Pretty soon I was waking up at 6am to watch Blackpool play Wolves. I was recording Italian games to watch late at night while my wife slept. I read books and scoured web sites to learn all that I could about the sport. And then one day on an American fan site for Chelsea, I saw a post that was too good to be true. In a pre-season friendly, Chelsea would play Mexico’s Club America at the Dallas Cowboys home stadium – not 30 minutes from my home.
And so I purchased the best seats I could find. Ordered the newest shirt (that hideous navy jersey with the light blue hoops) and counted down the days. The week of the match, Carlo Ancelotti and Michael Essien held a fan summit at a local pub where I got pictures with both and with the FA Cup. What a thrill! On match day I arrived early and waited with anticipation as the stadium filled.
After what seemed an eternity, the team emerged. Not 50 feet from me were John Terry, Frank Lampard and Peter Cech. All around me were Blues fanatics with flags waving and faces painted. And it was at that moment that I realized it was all a sham. For me at least.
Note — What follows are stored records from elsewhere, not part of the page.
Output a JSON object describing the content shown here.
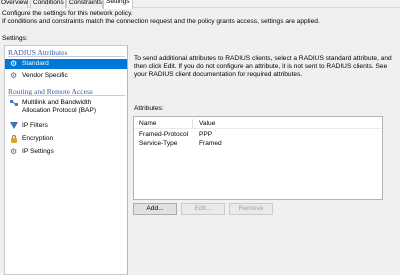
{
  "tabs": [
    {
      "label": "Overview",
      "active": false
    },
    {
      "label": "Conditions",
      "active": false
    },
    {
      "label": "Constraints",
      "active": false
    },
    {
      "label": "Settings",
      "active": true
    }
  ],
  "description_line1": "Configure the settings for this network policy.",
  "description_line2": "If conditions and constraints match the connection request and the policy grants access, settings are applied.",
  "settings_label": "Settings:",
  "nav": {
    "group1": "RADIUS Attributes",
    "standard": "Standard",
    "vendor_specific": "Vendor Specific",
    "group2": "Routing and Remote Access",
    "multilink": "Multilink and Bandwidth Allocation Protocol (BAP)",
    "ip_filters": "IP Filters",
    "encryption": "Encryption",
    "ip_settings": "IP Settings"
  },
  "main_text": "To send additional attributes to RADIUS clients, select a RADIUS standard attribute, and then click Edit. If you do not configure an attribute, it is not sent to RADIUS clients. See your RADIUS client documentation for required attributes.",
  "attributes_label": "Attributes:",
  "attributes_table": {
    "columns": [
      "Name",
      "Value"
    ],
    "rows": [
      [
        "Framed-Protocol",
        "PPP"
      ],
      [
        "Service-Type",
        "Framed"
      ]
    ]
  },
  "buttons": {
    "add": "Add...",
    "edit": "Edit...",
    "remove": "Remove"
  },
  "colors": {
    "selection": "#0078d7",
    "group_header": "#3a5ea8"
  }
}
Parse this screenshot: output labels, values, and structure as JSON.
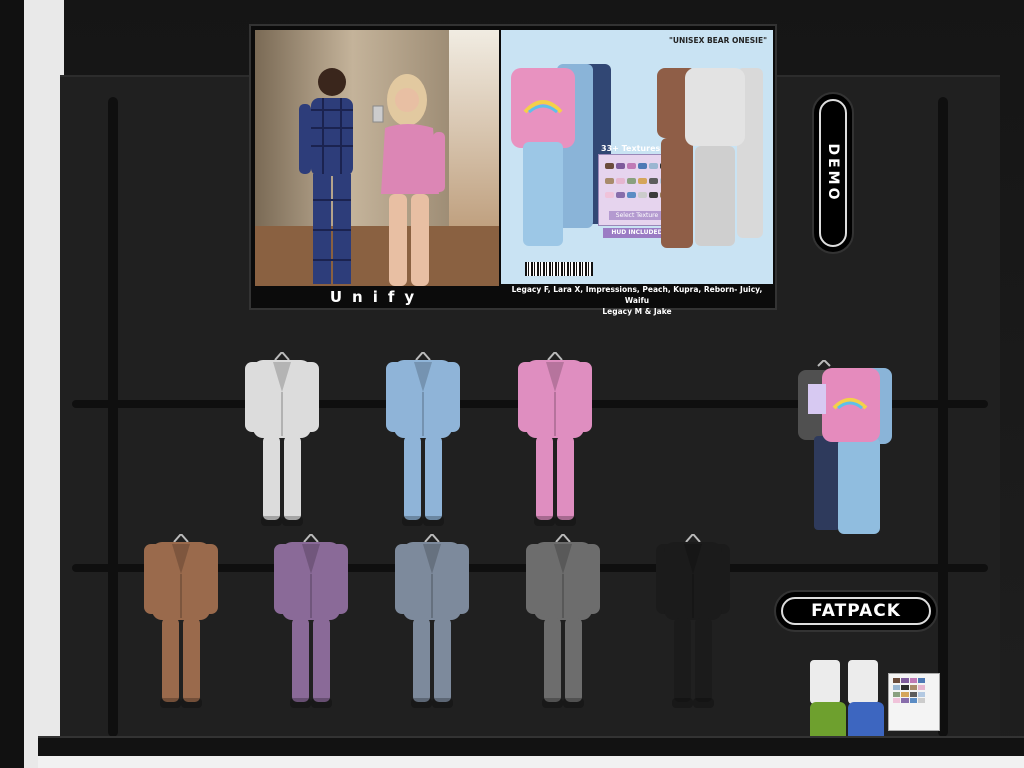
{
  "tv": {
    "caption": "Unify",
    "product_title": "\"UNISEX BEAR ONESIE\"",
    "hud_title": "33+ Textures",
    "hud_button": "Select Texture",
    "hud_footer": "HUD INCLUDED",
    "bodies_line1": "Legacy F, Lara X, Impressions, Peach, Kupra, Reborn- Juicy, Waifu",
    "bodies_line2": "Legacy M & Jake"
  },
  "buttons": {
    "demo_label": "DEMO",
    "fatpack_label": "FATPACK"
  },
  "colors": {
    "hud_swatches": [
      "#6b4c3b",
      "#7e5b9b",
      "#c07ab6",
      "#4e79b5",
      "#9ab6d1",
      "#2d2d2d",
      "#a88b6c",
      "#e6b6d0",
      "#8aa07f",
      "#d5a55b",
      "#5d5d5d",
      "#b3c9e2",
      "#f0c3da",
      "#886dab",
      "#5b8cc4",
      "#cccccc",
      "#3c3c3c",
      "#9a7c5e"
    ]
  },
  "outfits": [
    {
      "name": "white",
      "color": "#dcdcdc"
    },
    {
      "name": "light-blue",
      "color": "#8fb4d8"
    },
    {
      "name": "pink",
      "color": "#df8ec0"
    },
    {
      "name": "brown",
      "color": "#9a6a4c"
    },
    {
      "name": "purple",
      "color": "#8a6a98"
    },
    {
      "name": "slate",
      "color": "#7d8a9c"
    },
    {
      "name": "grey",
      "color": "#6d6d6d"
    },
    {
      "name": "black",
      "color": "#1b1b1b"
    }
  ]
}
Don’t get me wrong. I was thrilled to be there in that moment. But really no more excited than I would have been to see United, Barcelona, or Inter Milan (as I did this past summer). I realized that day that, while I loved the sport more than I ever had before, my self-professed love affair with Chelsea rang hollow. In fact, if I was being honest, there were really things I didn’t like about them.
The point is, you can’t become a fanatical apologist for a team overnight. You can’t manufacture passion for a team based on an arbitrarily made decision. And while I encourage new soccer converts to follow the same path I did and select one team to start with, that path has created a culture of fake soccer fans in America. That’s not to say all American fans are frauds, but rather to suggest that you really can’t become an honest fan of anything overnight – or in nine months as the Everton fan claimed in his piece.
Part of the draw to the English game is the atmosphere that shines through even on the television screen. American soccer fans see passionate supporters singing songs and waving flags and feel an unspoken pressure to imitate. But what many don’t want to realize is that the fans in those sections of the stands didn’t just decide one day to support Arsenal. They didn’t use flash cards to memorize the songs. It’s who they are. It’s where they’re from. It’s part of them. It’s natural.
And so I’ve decided to accept my soccer reality, which is that I can love the sport without loving a team. There will always be a special place in my heart for Chelsea, as they helped rekindle my passion for the game. But why can’t I also enjoy rooting for Tottenham on their Champions League run? Why can’t I also pull for Fulham or Wolves or Blackpool or (dare I say it) United on a given Saturday? It may be heresy in England, but I’m not in England. This is Texas!
Some people will say that I’m not a real fan. And maybe I’m not. But I can assure you that I love the game as much as anyone. I watch multiple games each week. I’ve read a dozen books on the sport. I watched every 2010 World Cup match (yes, even Algeria-Slovenia). But no, I don’t truly love a team. Should I fake it? Should I memorize the songs and offer loud, insincere support? Isn’t that worse?
American soccer fans need to embrace this bi-partisanship. It’s actually quite freeing to be able to objectively enjoy a sport without blue or red or tangerine colored glasses. It’s nice not losing sleep after your team crashes out of a tournament or missing a penalty to win.
I do hope that one day I’ll bleed blue. Or red. Or whatever color finds me. I hope that I’ll experience the highest of highs and the lowest of lows that come with being a die hard fan. But in the meantime, why not enjoy riding the even plane of objectivity? It’s ok not to care once in a while. In fact, what could be more American than that?